Task: Copy each line of the records below that has "level" in it.

Record extracts:

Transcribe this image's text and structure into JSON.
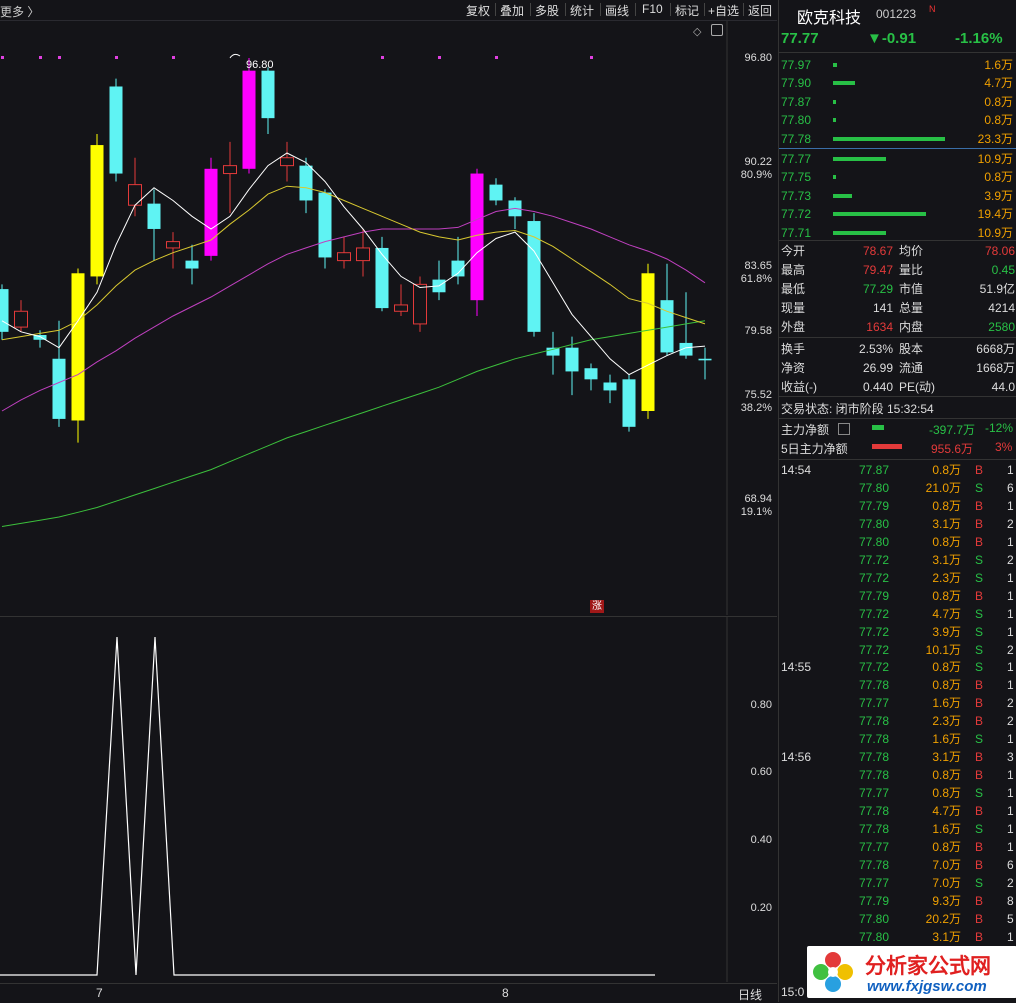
{
  "toolbar": {
    "more_label": "更多 〉",
    "buttons": [
      "复权",
      "叠加",
      "多股",
      "统计",
      "画线",
      "F10",
      "标记",
      "+自选",
      "返回"
    ]
  },
  "stock": {
    "name": "欧克科技",
    "code": "001223",
    "flag": "N",
    "price": "77.77",
    "change": "▼-0.91",
    "change_pct": "-1.16%"
  },
  "asks": [
    {
      "price": "77.97",
      "vol": "1.6万",
      "level": 0.04
    },
    {
      "price": "77.90",
      "vol": "4.7万",
      "level": 0.2
    },
    {
      "price": "77.87",
      "vol": "0.8万",
      "level": 0.03
    },
    {
      "price": "77.80",
      "vol": "0.8万",
      "level": 0.03
    },
    {
      "price": "77.78",
      "vol": "23.3万",
      "level": 1.0
    }
  ],
  "bids": [
    {
      "price": "77.77",
      "vol": "10.9万",
      "level": 0.47
    },
    {
      "price": "77.75",
      "vol": "0.8万",
      "level": 0.03
    },
    {
      "price": "77.73",
      "vol": "3.9万",
      "level": 0.17
    },
    {
      "price": "77.72",
      "vol": "19.4万",
      "level": 0.83
    },
    {
      "price": "77.71",
      "vol": "10.9万",
      "level": 0.47
    }
  ],
  "stats": [
    {
      "l1": "今开",
      "v1": "78.67",
      "c1": "r",
      "l2": "均价",
      "v2": "78.06",
      "c2": "r"
    },
    {
      "l1": "最高",
      "v1": "79.47",
      "c1": "r",
      "l2": "量比",
      "v2": "0.45",
      "c2": "g"
    },
    {
      "l1": "最低",
      "v1": "77.29",
      "c1": "g",
      "l2": "市值",
      "v2": "51.9亿",
      "c2": "w"
    },
    {
      "l1": "现量",
      "v1": "141",
      "c1": "w",
      "l2": "总量",
      "v2": "4214",
      "c2": "w"
    },
    {
      "l1": "外盘",
      "v1": "1634",
      "c1": "r",
      "l2": "内盘",
      "v2": "2580",
      "c2": "g"
    }
  ],
  "stats2": [
    {
      "l1": "换手",
      "v1": "2.53%",
      "l2": "股本",
      "v2": "6668万"
    },
    {
      "l1": "净资",
      "v1": "26.99",
      "l2": "流通",
      "v2": "1668万"
    },
    {
      "l1": "收益(-)",
      "v1": "0.440",
      "l2": "PE(动)",
      "v2": "44.0"
    }
  ],
  "trade_status": "交易状态: 闭市阶段 15:32:54",
  "main_net": {
    "label": "主力净额",
    "value": "-397.7万",
    "pct": "-12%"
  },
  "net5": {
    "label": "5日主力净额",
    "value": "955.6万",
    "pct": "3%"
  },
  "ticks": [
    {
      "time": "14:54",
      "price": "77.87",
      "vol": "0.8万",
      "side": "B",
      "n": "1"
    },
    {
      "time": "",
      "price": "77.80",
      "vol": "21.0万",
      "side": "S",
      "n": "6"
    },
    {
      "time": "",
      "price": "77.79",
      "vol": "0.8万",
      "side": "B",
      "n": "1"
    },
    {
      "time": "",
      "price": "77.80",
      "vol": "3.1万",
      "side": "B",
      "n": "2"
    },
    {
      "time": "",
      "price": "77.80",
      "vol": "0.8万",
      "side": "B",
      "n": "1"
    },
    {
      "time": "",
      "price": "77.72",
      "vol": "3.1万",
      "side": "S",
      "n": "2"
    },
    {
      "time": "",
      "price": "77.72",
      "vol": "2.3万",
      "side": "S",
      "n": "1"
    },
    {
      "time": "",
      "price": "77.79",
      "vol": "0.8万",
      "side": "B",
      "n": "1"
    },
    {
      "time": "",
      "price": "77.72",
      "vol": "4.7万",
      "side": "S",
      "n": "1"
    },
    {
      "time": "",
      "price": "77.72",
      "vol": "3.9万",
      "side": "S",
      "n": "1"
    },
    {
      "time": "",
      "price": "77.72",
      "vol": "10.1万",
      "side": "S",
      "n": "2"
    },
    {
      "time": "14:55",
      "price": "77.72",
      "vol": "0.8万",
      "side": "S",
      "n": "1"
    },
    {
      "time": "",
      "price": "77.78",
      "vol": "0.8万",
      "side": "B",
      "n": "1"
    },
    {
      "time": "",
      "price": "77.77",
      "vol": "1.6万",
      "side": "B",
      "n": "2"
    },
    {
      "time": "",
      "price": "77.78",
      "vol": "2.3万",
      "side": "B",
      "n": "2"
    },
    {
      "time": "",
      "price": "77.78",
      "vol": "1.6万",
      "side": "S",
      "n": "1"
    },
    {
      "time": "14:56",
      "price": "77.78",
      "vol": "3.1万",
      "side": "B",
      "n": "3"
    },
    {
      "time": "",
      "price": "77.78",
      "vol": "0.8万",
      "side": "B",
      "n": "1"
    },
    {
      "time": "",
      "price": "77.77",
      "vol": "0.8万",
      "side": "S",
      "n": "1"
    },
    {
      "time": "",
      "price": "77.78",
      "vol": "4.7万",
      "side": "B",
      "n": "1"
    },
    {
      "time": "",
      "price": "77.78",
      "vol": "1.6万",
      "side": "S",
      "n": "1"
    },
    {
      "time": "",
      "price": "77.77",
      "vol": "0.8万",
      "side": "B",
      "n": "1"
    },
    {
      "time": "",
      "price": "77.78",
      "vol": "7.0万",
      "side": "B",
      "n": "6"
    },
    {
      "time": "",
      "price": "77.77",
      "vol": "7.0万",
      "side": "S",
      "n": "2"
    },
    {
      "time": "",
      "price": "77.79",
      "vol": "9.3万",
      "side": "B",
      "n": "8"
    },
    {
      "time": "",
      "price": "77.80",
      "vol": "20.2万",
      "side": "B",
      "n": "5"
    },
    {
      "time": "",
      "price": "77.80",
      "vol": "3.1万",
      "side": "B",
      "n": "1"
    }
  ],
  "ticks_footer_time": "15:0",
  "chart": {
    "price_labels": [
      {
        "v": "96.80",
        "pct": ""
      },
      {
        "v": "90.22",
        "pct": "80.9%"
      },
      {
        "v": "83.65",
        "pct": "61.8%"
      },
      {
        "v": "79.58",
        "pct": ""
      },
      {
        "v": "75.52",
        "pct": "38.2%"
      },
      {
        "v": "68.94",
        "pct": "19.1%"
      }
    ],
    "high_marker": "96.80",
    "zhang_label": "涨",
    "sub_labels": [
      "0.80",
      "0.60",
      "0.40",
      "0.20"
    ],
    "x_labels": [
      "7",
      "8"
    ],
    "period_label": "日线"
  },
  "watermark": {
    "text": "分析家公式网",
    "url": "www.fxjgsw.com"
  },
  "chart_data": {
    "type": "candlestick",
    "price_range": [
      63.0,
      100.0
    ],
    "candles": [
      {
        "o": 79.5,
        "c": 82.2,
        "h": 82.5,
        "l": 79.0,
        "col": "cyan"
      },
      {
        "o": 79.8,
        "c": 80.8,
        "h": 81.5,
        "l": 79.5,
        "col": "red"
      },
      {
        "o": 79.3,
        "c": 79.0,
        "h": 79.6,
        "l": 78.5,
        "col": "cyan"
      },
      {
        "o": 77.8,
        "c": 74.0,
        "h": 80.2,
        "l": 73.5,
        "col": "cyan"
      },
      {
        "o": 73.9,
        "c": 83.2,
        "h": 83.5,
        "l": 72.5,
        "col": "yellow"
      },
      {
        "o": 83.0,
        "c": 91.3,
        "h": 92.0,
        "l": 82.5,
        "col": "yellow"
      },
      {
        "o": 89.5,
        "c": 95.0,
        "h": 95.5,
        "l": 89.0,
        "col": "cyan"
      },
      {
        "o": 87.5,
        "c": 88.8,
        "h": 90.5,
        "l": 86.8,
        "col": "red"
      },
      {
        "o": 87.6,
        "c": 86.0,
        "h": 88.5,
        "l": 84.0,
        "col": "cyan"
      },
      {
        "o": 84.8,
        "c": 85.2,
        "h": 85.8,
        "l": 83.5,
        "col": "red"
      },
      {
        "o": 84.0,
        "c": 83.5,
        "h": 85.0,
        "l": 82.5,
        "col": "cyan"
      },
      {
        "o": 84.3,
        "c": 89.8,
        "h": 90.5,
        "l": 84.0,
        "col": "magenta"
      },
      {
        "o": 89.5,
        "c": 90.0,
        "h": 91.5,
        "l": 87.0,
        "col": "red"
      },
      {
        "o": 89.8,
        "c": 96.0,
        "h": 96.8,
        "l": 89.5,
        "col": "magenta"
      },
      {
        "o": 96.0,
        "c": 93.0,
        "h": 96.2,
        "l": 92.0,
        "col": "cyan"
      },
      {
        "o": 90.0,
        "c": 90.5,
        "h": 91.5,
        "l": 89.0,
        "col": "red"
      },
      {
        "o": 90.0,
        "c": 87.8,
        "h": 90.5,
        "l": 87.0,
        "col": "cyan"
      },
      {
        "o": 88.3,
        "c": 84.2,
        "h": 88.5,
        "l": 83.5,
        "col": "cyan"
      },
      {
        "o": 84.0,
        "c": 84.5,
        "h": 85.5,
        "l": 83.5,
        "col": "red"
      },
      {
        "o": 84.0,
        "c": 84.8,
        "h": 86.0,
        "l": 83.0,
        "col": "red"
      },
      {
        "o": 84.8,
        "c": 81.0,
        "h": 85.5,
        "l": 80.8,
        "col": "cyan"
      },
      {
        "o": 80.8,
        "c": 81.2,
        "h": 82.5,
        "l": 80.5,
        "col": "red"
      },
      {
        "o": 80.0,
        "c": 82.5,
        "h": 83.0,
        "l": 79.5,
        "col": "red"
      },
      {
        "o": 82.8,
        "c": 82.0,
        "h": 84.0,
        "l": 81.5,
        "col": "cyan"
      },
      {
        "o": 83.0,
        "c": 84.0,
        "h": 85.5,
        "l": 82.5,
        "col": "cyan"
      },
      {
        "o": 81.5,
        "c": 89.5,
        "h": 89.8,
        "l": 80.5,
        "col": "magenta"
      },
      {
        "o": 88.8,
        "c": 87.8,
        "h": 89.2,
        "l": 87.5,
        "col": "cyan"
      },
      {
        "o": 87.8,
        "c": 86.8,
        "h": 88.0,
        "l": 86.0,
        "col": "cyan"
      },
      {
        "o": 86.5,
        "c": 79.5,
        "h": 87.0,
        "l": 79.2,
        "col": "cyan"
      },
      {
        "o": 78.5,
        "c": 78.0,
        "h": 79.5,
        "l": 76.8,
        "col": "cyan"
      },
      {
        "o": 78.5,
        "c": 77.0,
        "h": 79.2,
        "l": 75.5,
        "col": "cyan"
      },
      {
        "o": 77.2,
        "c": 76.5,
        "h": 77.5,
        "l": 75.8,
        "col": "cyan"
      },
      {
        "o": 76.3,
        "c": 75.8,
        "h": 76.8,
        "l": 75.0,
        "col": "cyan"
      },
      {
        "o": 76.5,
        "c": 73.5,
        "h": 76.8,
        "l": 73.2,
        "col": "cyan"
      },
      {
        "o": 74.5,
        "c": 83.2,
        "h": 83.8,
        "l": 74.0,
        "col": "yellow"
      },
      {
        "o": 81.5,
        "c": 78.2,
        "h": 83.8,
        "l": 78.0,
        "col": "cyan"
      },
      {
        "o": 78.8,
        "c": 78.0,
        "h": 82.0,
        "l": 77.8,
        "col": "cyan"
      },
      {
        "o": 77.8,
        "c": 77.7,
        "h": 78.5,
        "l": 76.5,
        "col": "cyan"
      }
    ],
    "ma_white": [
      80.2,
      79.5,
      79.2,
      78.5,
      80.2,
      82.0,
      85.0,
      87.5,
      88.6,
      87.8,
      86.8,
      86.0,
      86.8,
      88.5,
      90.0,
      90.8,
      90.2,
      89.0,
      87.4,
      86.0,
      84.4,
      83.0,
      82.3,
      82.4,
      83.2,
      84.5,
      85.4,
      85.8,
      84.6,
      82.6,
      80.6,
      79.2,
      77.8,
      76.8,
      77.4,
      78.0,
      78.5,
      78.6
    ],
    "ma_yellow": [
      79.0,
      79.2,
      79.4,
      79.6,
      80.2,
      81.2,
      82.4,
      83.4,
      84.0,
      84.5,
      84.9,
      85.3,
      86.3,
      87.2,
      88.2,
      88.7,
      88.6,
      88.3,
      87.8,
      87.3,
      86.8,
      86.3,
      85.8,
      85.5,
      85.3,
      85.6,
      85.8,
      85.9,
      85.5,
      84.9,
      84.1,
      83.3,
      82.5,
      81.6,
      81.3,
      80.8,
      80.4,
      80.0
    ],
    "ma_magenta": [
      74.5,
      75.2,
      75.8,
      76.3,
      76.8,
      77.6,
      78.3,
      79.1,
      79.8,
      80.5,
      81.1,
      81.7,
      82.4,
      83.1,
      83.8,
      84.4,
      84.8,
      85.2,
      85.5,
      85.8,
      86.0,
      86.0,
      86.0,
      86.0,
      86.1,
      86.6,
      87.1,
      87.3,
      87.1,
      86.8,
      86.4,
      86.0,
      85.5,
      85.0,
      84.6,
      84.1,
      83.4,
      82.6
    ],
    "ma_green": [
      67.2,
      67.4,
      67.6,
      67.8,
      68.1,
      68.4,
      68.8,
      69.2,
      69.6,
      70.0,
      70.4,
      70.8,
      71.3,
      71.8,
      72.3,
      72.8,
      73.2,
      73.6,
      74.0,
      74.4,
      74.8,
      75.2,
      75.6,
      76.0,
      76.5,
      77.0,
      77.4,
      77.8,
      78.1,
      78.4,
      78.7,
      79.0,
      79.2,
      79.4,
      79.6,
      79.8,
      80.0,
      80.2
    ],
    "sub_series": [
      0,
      0,
      0,
      0,
      0,
      1,
      0,
      1,
      0,
      0,
      0,
      0,
      0,
      0,
      0,
      0,
      0,
      0,
      0,
      0,
      0,
      0,
      0,
      0,
      0,
      0,
      0,
      0,
      0,
      0,
      0,
      0,
      0,
      0,
      0,
      0,
      0,
      0
    ],
    "sub_range": [
      0,
      1
    ]
  }
}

Exercise result:
      "level": 0.04
      "level": 0.2
      "level": 0.03
      "level": 0.03
      "level": 1.0
      "level": 0.47
      "level": 0.03
      "level": 0.17
      "level": 0.83
      "level": 0.47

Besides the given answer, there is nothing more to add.